What needs to be done = Go through the material below and copy all lines with "fraction".
== Available data
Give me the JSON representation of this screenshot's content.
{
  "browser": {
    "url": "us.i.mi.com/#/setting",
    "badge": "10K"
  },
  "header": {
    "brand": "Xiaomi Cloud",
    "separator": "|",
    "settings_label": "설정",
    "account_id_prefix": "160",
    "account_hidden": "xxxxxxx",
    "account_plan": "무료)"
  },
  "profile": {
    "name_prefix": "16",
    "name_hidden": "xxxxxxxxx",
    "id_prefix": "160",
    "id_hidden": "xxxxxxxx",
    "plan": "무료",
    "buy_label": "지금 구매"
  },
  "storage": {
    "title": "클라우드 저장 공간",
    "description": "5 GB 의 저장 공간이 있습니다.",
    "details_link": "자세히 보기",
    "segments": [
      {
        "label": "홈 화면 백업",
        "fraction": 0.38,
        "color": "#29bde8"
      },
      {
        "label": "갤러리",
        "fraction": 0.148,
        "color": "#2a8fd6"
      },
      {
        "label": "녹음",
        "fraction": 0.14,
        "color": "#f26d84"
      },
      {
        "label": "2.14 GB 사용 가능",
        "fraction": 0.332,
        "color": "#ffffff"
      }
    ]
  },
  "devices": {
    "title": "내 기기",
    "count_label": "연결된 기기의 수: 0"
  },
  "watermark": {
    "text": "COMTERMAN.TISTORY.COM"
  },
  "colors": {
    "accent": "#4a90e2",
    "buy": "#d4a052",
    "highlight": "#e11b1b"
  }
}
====
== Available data
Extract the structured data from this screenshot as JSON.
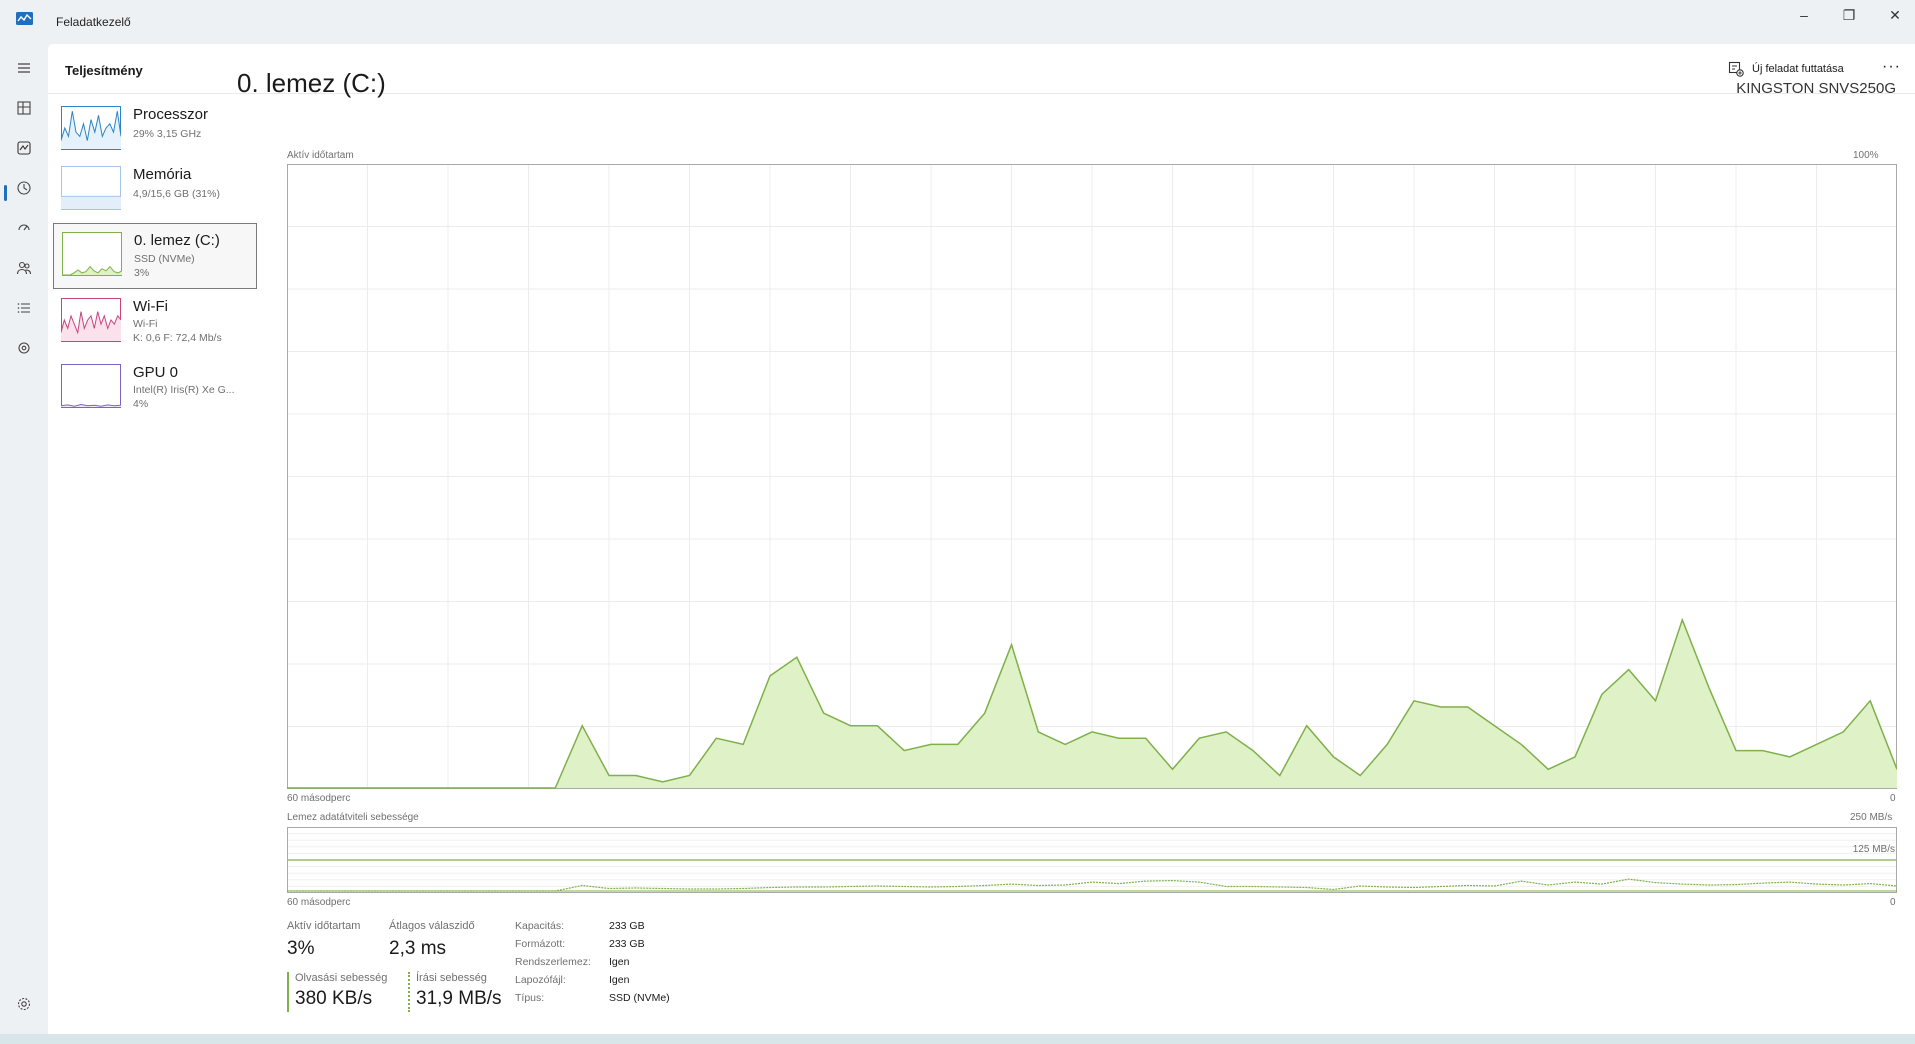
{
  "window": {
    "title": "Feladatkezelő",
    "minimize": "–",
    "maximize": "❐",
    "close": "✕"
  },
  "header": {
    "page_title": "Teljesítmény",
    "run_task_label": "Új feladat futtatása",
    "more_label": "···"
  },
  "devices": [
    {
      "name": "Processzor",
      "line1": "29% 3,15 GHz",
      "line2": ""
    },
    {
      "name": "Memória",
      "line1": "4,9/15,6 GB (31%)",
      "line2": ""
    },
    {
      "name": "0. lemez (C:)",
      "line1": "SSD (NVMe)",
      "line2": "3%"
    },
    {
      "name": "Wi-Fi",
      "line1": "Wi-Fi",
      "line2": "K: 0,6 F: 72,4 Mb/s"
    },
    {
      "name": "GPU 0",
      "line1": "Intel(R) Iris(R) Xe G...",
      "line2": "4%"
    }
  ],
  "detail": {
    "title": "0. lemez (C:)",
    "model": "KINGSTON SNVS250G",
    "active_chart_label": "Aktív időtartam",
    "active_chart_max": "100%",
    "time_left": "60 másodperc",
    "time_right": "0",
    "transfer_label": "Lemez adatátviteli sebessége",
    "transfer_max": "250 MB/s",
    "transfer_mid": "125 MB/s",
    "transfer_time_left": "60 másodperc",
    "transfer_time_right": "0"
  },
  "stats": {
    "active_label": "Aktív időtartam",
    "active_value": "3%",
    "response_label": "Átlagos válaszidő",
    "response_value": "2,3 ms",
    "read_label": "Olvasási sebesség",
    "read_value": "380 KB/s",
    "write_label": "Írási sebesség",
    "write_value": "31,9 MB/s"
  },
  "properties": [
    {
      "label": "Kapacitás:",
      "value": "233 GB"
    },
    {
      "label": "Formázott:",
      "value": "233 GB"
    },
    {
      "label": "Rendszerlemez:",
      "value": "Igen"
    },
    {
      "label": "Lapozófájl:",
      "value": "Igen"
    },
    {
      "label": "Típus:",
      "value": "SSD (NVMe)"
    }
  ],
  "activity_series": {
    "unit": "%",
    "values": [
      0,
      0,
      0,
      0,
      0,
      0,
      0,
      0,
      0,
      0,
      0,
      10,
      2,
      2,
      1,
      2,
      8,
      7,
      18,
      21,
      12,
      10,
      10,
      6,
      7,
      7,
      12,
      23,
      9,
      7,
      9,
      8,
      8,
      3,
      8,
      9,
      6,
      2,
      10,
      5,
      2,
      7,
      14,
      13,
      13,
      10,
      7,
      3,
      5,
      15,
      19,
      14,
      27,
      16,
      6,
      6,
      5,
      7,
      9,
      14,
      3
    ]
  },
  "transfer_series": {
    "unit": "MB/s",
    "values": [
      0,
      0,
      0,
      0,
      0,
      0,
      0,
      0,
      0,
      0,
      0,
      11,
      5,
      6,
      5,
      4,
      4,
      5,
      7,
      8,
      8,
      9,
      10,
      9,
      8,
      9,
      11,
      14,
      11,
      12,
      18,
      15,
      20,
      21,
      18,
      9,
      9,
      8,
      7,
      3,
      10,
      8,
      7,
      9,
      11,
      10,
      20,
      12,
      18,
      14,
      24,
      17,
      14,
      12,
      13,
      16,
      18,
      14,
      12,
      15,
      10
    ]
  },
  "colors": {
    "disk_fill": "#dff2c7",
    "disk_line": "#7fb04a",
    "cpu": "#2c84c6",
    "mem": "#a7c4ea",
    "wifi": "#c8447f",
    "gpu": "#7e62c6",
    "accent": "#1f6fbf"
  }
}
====
Task solution =
        "fraction": 0.38,
        "fraction": 0.148,
        "fraction": 0.14,
        "fraction": 0.332,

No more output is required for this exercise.